- **How to complete this task**: Work through the data below and copy out every line where "展厅管理" is found.

- **Entries from a dataset of interfaces**:
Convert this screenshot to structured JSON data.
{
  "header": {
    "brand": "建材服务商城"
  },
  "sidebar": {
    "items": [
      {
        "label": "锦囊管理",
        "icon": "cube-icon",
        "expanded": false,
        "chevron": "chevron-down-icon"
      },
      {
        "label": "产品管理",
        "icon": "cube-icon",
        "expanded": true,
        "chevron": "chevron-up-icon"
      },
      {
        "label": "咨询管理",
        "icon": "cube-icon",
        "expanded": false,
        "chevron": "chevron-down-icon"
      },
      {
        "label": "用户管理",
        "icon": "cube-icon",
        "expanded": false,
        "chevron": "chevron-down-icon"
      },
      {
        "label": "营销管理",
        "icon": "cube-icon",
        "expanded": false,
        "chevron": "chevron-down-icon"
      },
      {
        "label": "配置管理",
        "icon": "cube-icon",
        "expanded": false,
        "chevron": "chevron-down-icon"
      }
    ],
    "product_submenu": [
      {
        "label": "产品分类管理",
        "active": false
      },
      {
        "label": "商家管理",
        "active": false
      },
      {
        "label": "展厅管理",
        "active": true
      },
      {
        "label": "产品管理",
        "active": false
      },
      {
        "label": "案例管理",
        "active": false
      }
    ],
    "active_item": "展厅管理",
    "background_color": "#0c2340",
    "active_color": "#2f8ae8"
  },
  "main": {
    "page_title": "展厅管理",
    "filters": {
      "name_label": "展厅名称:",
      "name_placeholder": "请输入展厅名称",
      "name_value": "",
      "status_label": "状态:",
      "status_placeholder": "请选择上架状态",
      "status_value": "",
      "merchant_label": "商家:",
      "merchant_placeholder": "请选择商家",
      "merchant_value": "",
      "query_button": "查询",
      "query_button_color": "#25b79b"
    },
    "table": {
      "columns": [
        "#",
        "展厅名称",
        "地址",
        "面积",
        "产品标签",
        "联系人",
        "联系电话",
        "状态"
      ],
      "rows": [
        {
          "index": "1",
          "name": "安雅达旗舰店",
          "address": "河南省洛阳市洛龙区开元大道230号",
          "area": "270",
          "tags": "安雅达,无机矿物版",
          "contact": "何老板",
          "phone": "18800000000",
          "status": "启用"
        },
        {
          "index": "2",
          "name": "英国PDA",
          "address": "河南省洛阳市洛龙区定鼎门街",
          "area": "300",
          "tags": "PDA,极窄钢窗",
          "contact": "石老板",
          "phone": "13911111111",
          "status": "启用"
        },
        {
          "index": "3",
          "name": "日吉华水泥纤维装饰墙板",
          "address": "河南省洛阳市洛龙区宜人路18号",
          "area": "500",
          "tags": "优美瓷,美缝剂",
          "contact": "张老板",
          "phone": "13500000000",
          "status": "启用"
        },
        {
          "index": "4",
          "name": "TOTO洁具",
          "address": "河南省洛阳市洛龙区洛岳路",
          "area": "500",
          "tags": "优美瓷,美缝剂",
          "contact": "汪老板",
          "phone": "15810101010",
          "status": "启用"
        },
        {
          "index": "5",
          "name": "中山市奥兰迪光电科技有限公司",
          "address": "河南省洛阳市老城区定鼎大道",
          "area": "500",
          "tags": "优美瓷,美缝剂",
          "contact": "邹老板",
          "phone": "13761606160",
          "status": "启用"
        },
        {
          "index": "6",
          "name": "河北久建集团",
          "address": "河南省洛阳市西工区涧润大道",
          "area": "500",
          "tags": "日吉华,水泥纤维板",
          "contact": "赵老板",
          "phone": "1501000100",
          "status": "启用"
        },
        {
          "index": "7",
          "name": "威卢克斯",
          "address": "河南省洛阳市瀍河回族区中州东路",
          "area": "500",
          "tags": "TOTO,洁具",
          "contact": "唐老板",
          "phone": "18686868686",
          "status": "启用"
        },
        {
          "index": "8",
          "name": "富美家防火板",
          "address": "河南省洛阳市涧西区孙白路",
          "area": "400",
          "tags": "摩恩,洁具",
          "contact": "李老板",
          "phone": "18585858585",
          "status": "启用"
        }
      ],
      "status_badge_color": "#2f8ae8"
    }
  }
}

- **Written reply**:
        "label": "展厅管理",
    "active_item": "展厅管理",
    "page_title": "展厅管理",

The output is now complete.